Long before Paul Greengrass sprang onto the scene, Peter Watkins was an enfant terrible of British political cinema, taking on the authorities with potent and challenging fictions, and also staging imaginative reconstructions like 1964’s The Battle of Culloden. Predating The War Game, his celebrated consideration of what a nuclear war would be like, Culloden fixes itself onto one of the great military battles of history, the last stand of Bonnie prince Charlie and a battle between Scots and English forces that proved to be the last of British soil. Watkins films proceedings as if TV camera were actually there, interviewing soldiers for vox-pops on all sides and conveying a you-are-there feel. The atmosphere if 1746 is caught in stark black and white; whatever the arguments are for or against Scottish nationalism, and Culloden is remarkably even handed for a film about a massacre, Watkins makes a strong case for war as a destructive force.

Local Hero 1983 *****

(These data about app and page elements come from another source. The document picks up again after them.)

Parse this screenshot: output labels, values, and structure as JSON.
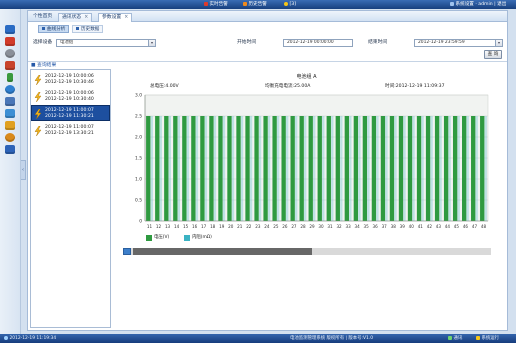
{
  "topbar": {
    "alarm_realtime": "实时告警",
    "alarm_history": "历史告警",
    "alarm_count": "[3]",
    "user_menu": "系统设置 · admin | 退出",
    "colors": {
      "alarm_red": "#e03a2a",
      "alarm_orange": "#f08a1c",
      "alarm_yellow": "#f5c518"
    }
  },
  "sidebar": {
    "icons": [
      "home-icon",
      "alarm-icon",
      "clock-icon",
      "device-icon",
      "battery-icon",
      "user-icon",
      "chart-icon",
      "report-icon",
      "tool-icon",
      "settings-icon",
      "help-icon"
    ],
    "colors": [
      "#2b6cc4",
      "#d23b2a",
      "#8a8f99",
      "#c8432b",
      "#3a9a3e",
      "#2e7fd0",
      "#4a77b8",
      "#3c8fd4",
      "#e0a020",
      "#d98a1c",
      "#2d63b8"
    ],
    "collapse_glyph": "‹"
  },
  "tabs": [
    {
      "label": "个性首页"
    },
    {
      "label": "通讯状态",
      "close": "×"
    },
    {
      "label": "参数设置",
      "close": "×"
    }
  ],
  "subtabs": [
    {
      "label": "曲线分析"
    },
    {
      "label": "历史数据"
    }
  ],
  "query": {
    "device_label": "选择设备",
    "device_value": "电池组",
    "start_label": "开始时间",
    "start_value": "2012-12-19 00:00:00",
    "end_label": "结束时间",
    "end_value": "2012-12-19 23:59:59",
    "dropdown_glyph": "▾",
    "search_button": "查 询"
  },
  "results": {
    "header": "■ 查询结果",
    "items": [
      {
        "start": "2012-12-19 10:00:06",
        "end": "2012-12-19 10:30:46"
      },
      {
        "start": "2012-12-19 10:00:06",
        "end": "2012-12-19 10:30:40"
      },
      {
        "start": "2012-12-19 11:00:07",
        "end": "2012-12-19 11:30:21"
      },
      {
        "start": "2012-12-19 11:00:07",
        "end": "2012-12-19 13:30:21"
      }
    ],
    "selected_index": 2,
    "colors": {
      "selected_bg": "#1d4f9f",
      "icon": "#f2b51d"
    }
  },
  "chart_data": {
    "type": "bar",
    "title": "电池组 A",
    "annotations": [
      "总电压:4.00V",
      "均衡充电电流:25.00A",
      "时间:2012-12-19 11:09:37"
    ],
    "categories": [
      "11",
      "12",
      "13",
      "14",
      "15",
      "16",
      "17",
      "18",
      "19",
      "20",
      "21",
      "22",
      "23",
      "24",
      "25",
      "26",
      "27",
      "28",
      "29",
      "30",
      "31",
      "32",
      "33",
      "34",
      "35",
      "36",
      "37",
      "38",
      "39",
      "40",
      "41",
      "42",
      "43",
      "44",
      "45",
      "46",
      "47",
      "48"
    ],
    "series": [
      {
        "name": "电压(V)",
        "color": "#2f9a40",
        "values": [
          2.5,
          2.5,
          2.5,
          2.5,
          2.5,
          2.5,
          2.5,
          2.5,
          2.5,
          2.5,
          2.5,
          2.5,
          2.5,
          2.5,
          2.5,
          2.5,
          2.5,
          2.5,
          2.5,
          2.5,
          2.5,
          2.5,
          2.5,
          2.5,
          2.5,
          2.5,
          2.5,
          2.5,
          2.5,
          2.5,
          2.5,
          2.5,
          2.5,
          2.5,
          2.5,
          2.5,
          2.5,
          2.5
        ]
      },
      {
        "name": "内阻(mΩ)",
        "color": "#3bb3c3",
        "values": [
          2.5,
          2.5,
          2.5,
          2.5,
          2.5,
          2.5,
          2.5,
          2.5,
          2.5,
          2.5,
          2.5,
          2.5,
          2.5,
          2.5,
          2.5,
          2.5,
          2.5,
          2.5,
          2.5,
          2.5,
          2.5,
          2.5,
          2.5,
          2.5,
          2.5,
          2.5,
          2.5,
          2.5,
          2.5,
          2.5,
          2.5,
          2.5,
          2.5,
          2.5,
          2.5,
          2.5,
          2.5,
          2.5
        ]
      }
    ],
    "xlabel": "",
    "ylabel": "",
    "ylim": [
      0,
      3
    ],
    "yticks": [
      0,
      0.5,
      1,
      1.5,
      2,
      2.5,
      3
    ],
    "ytick_labels": [
      "0",
      "0.5",
      "1.0",
      "1.5",
      "2.0",
      "2.5",
      "3.0"
    ],
    "grid": true,
    "legend": "bottom-left"
  },
  "scrollbar": {
    "position": 0,
    "visible_fraction": 0.5
  },
  "statusbar": {
    "time": "2012-12-19 11:19:34",
    "center": "电池监测管理系统 版权所有 | 版本号:V1.0",
    "right_comm": "通讯",
    "right_status": "系统运行"
  }
}
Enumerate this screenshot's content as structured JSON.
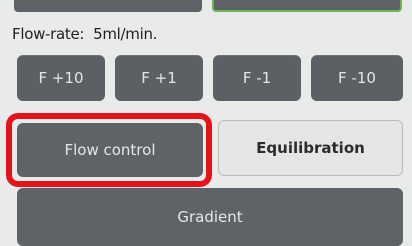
{
  "flow_rate": {
    "label": "Flow-rate:",
    "value": "5ml/min."
  },
  "step_buttons": [
    {
      "label": "F +10"
    },
    {
      "label": "F +1"
    },
    {
      "label": "F -1"
    },
    {
      "label": "F -10"
    }
  ],
  "modes": {
    "flow_control": "Flow control",
    "equilibration": "Equilibration",
    "gradient": "Gradient"
  },
  "colors": {
    "button_dark": "#5f6266",
    "highlight": "#e5141b",
    "active_border": "#6fb35a",
    "background": "#e9ebea"
  }
}
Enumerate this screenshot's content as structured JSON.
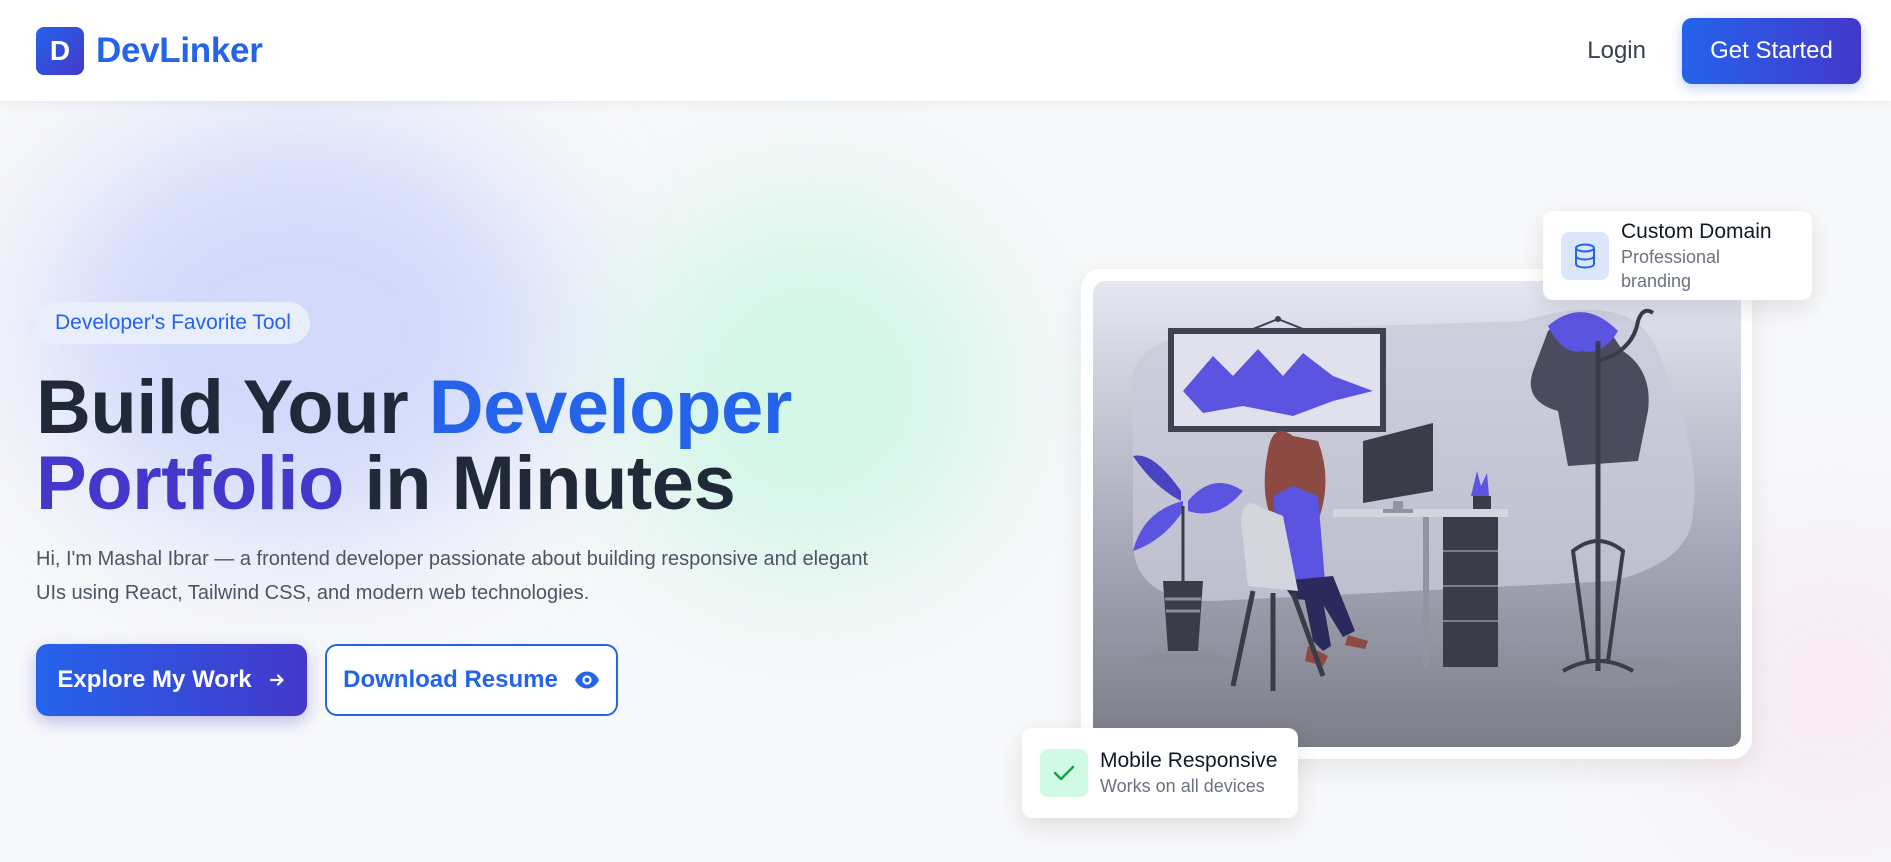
{
  "header": {
    "logo_letter": "D",
    "brand_name": "DevLinker",
    "login_label": "Login",
    "get_started_label": "Get Started"
  },
  "hero": {
    "badge": "Developer's Favorite Tool",
    "headline_part1": "Build Your ",
    "headline_part2": "Developer",
    "headline_part3": "Portfolio",
    "headline_part4": " in Minutes",
    "intro": "Hi, I'm Mashal Ibrar — a frontend developer passionate about building responsive and elegant UIs using React, Tailwind CSS, and modern web technologies.",
    "explore_label": "Explore My Work",
    "resume_label": "Download Resume"
  },
  "features": {
    "custom_domain": {
      "title": "Custom Domain",
      "subtitle": "Professional branding",
      "icon": "database-icon"
    },
    "mobile_responsive": {
      "title": "Mobile Responsive",
      "subtitle": "Works on all devices",
      "icon": "check-icon"
    }
  },
  "colors": {
    "primary": "#2563eb",
    "secondary": "#4338ca",
    "text_dark": "#1f2937",
    "text_muted": "#4b5563",
    "success": "#16a34a"
  }
}
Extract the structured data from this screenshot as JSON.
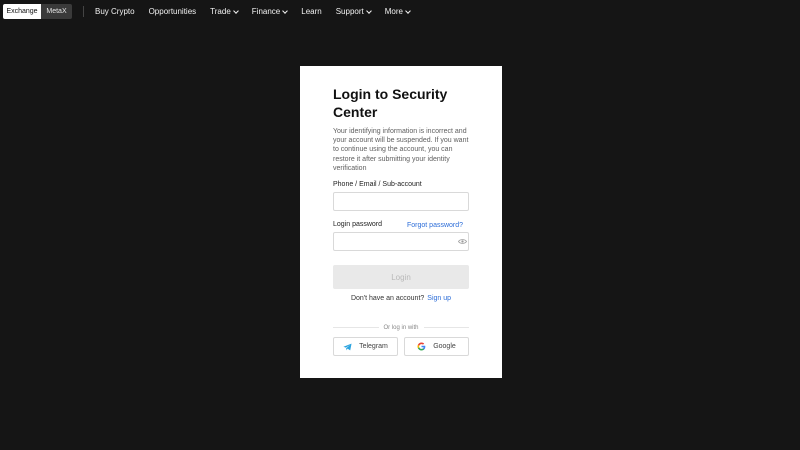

Bill Forsyth sprang from a non-existent film industry in Scotland, making it look easy to make accomplished, sensitive films with a local twist in Gregory’s Girl and That Sinking Feeling. Probably his most accomplished is this biting yet wistful comedy, with US businessman Mac Peter Reigert heading to Scotland at the behest of industrialist Felix Happer (Burt Lancaster) to buy up a small village run by Urquhart (Dennis Lawson). The obstacle they face is Ben (Fulton Mackay) a beachcomber who owns the area they need for a refinery. Local Hero has plenty of neat jabs about the soulnessness of business and the joys of community, beautifully played by an eclectic cast. Arguably the best film about Scotland, Local Hero is a charming film about going back to your roots.